Task to carry out: Output the data in full and exactly as presented.

Data in this exercise:
Start of Block

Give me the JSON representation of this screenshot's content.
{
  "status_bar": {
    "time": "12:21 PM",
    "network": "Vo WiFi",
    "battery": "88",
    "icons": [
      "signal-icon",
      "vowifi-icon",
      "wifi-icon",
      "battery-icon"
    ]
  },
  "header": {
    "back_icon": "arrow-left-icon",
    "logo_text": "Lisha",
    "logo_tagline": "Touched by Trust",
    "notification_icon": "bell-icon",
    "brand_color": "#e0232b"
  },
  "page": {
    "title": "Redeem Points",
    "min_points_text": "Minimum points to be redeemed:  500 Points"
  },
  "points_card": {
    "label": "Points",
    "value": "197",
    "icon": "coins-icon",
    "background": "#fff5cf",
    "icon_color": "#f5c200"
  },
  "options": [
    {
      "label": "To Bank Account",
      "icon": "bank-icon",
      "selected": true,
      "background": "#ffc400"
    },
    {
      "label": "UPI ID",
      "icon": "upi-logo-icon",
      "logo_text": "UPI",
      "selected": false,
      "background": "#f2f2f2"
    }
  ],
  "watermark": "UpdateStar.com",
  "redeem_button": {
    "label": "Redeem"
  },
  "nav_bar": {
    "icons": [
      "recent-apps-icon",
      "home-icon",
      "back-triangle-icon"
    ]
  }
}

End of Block

Your solution:
Give me the JSON representation of this screenshot's content.
{
  "status_bar": {
    "time": "12:21 PM",
    "network": "Vo WiFi",
    "battery": "88",
    "icons": [
      "signal-icon",
      "vowifi-icon",
      "wifi-icon",
      "battery-icon"
    ]
  },
  "header": {
    "back_icon": "arrow-left-icon",
    "logo_text": "Lisha",
    "logo_tagline": "Touched by Trust",
    "notification_icon": "bell-icon",
    "brand_color": "#e0232b"
  },
  "page": {
    "title": "Redeem Points",
    "min_points_text": "Minimum points to be redeemed:  500 Points"
  },
  "points_card": {
    "label": "Points",
    "value": "197",
    "icon": "coins-icon",
    "background": "#fff5cf",
    "icon_color": "#f5c200"
  },
  "options": [
    {
      "label": "To Bank Account",
      "icon": "bank-icon",
      "selected": true,
      "background": "#ffc400"
    },
    {
      "label": "UPI ID",
      "icon": "upi-logo-icon",
      "logo_text": "UPI",
      "selected": false,
      "background": "#f2f2f2"
    }
  ],
  "watermark": "UpdateStar.com",
  "redeem_button": {
    "label": "Redeem"
  },
  "nav_bar": {
    "icons": [
      "recent-apps-icon",
      "home-icon",
      "back-triangle-icon"
    ]
  }
}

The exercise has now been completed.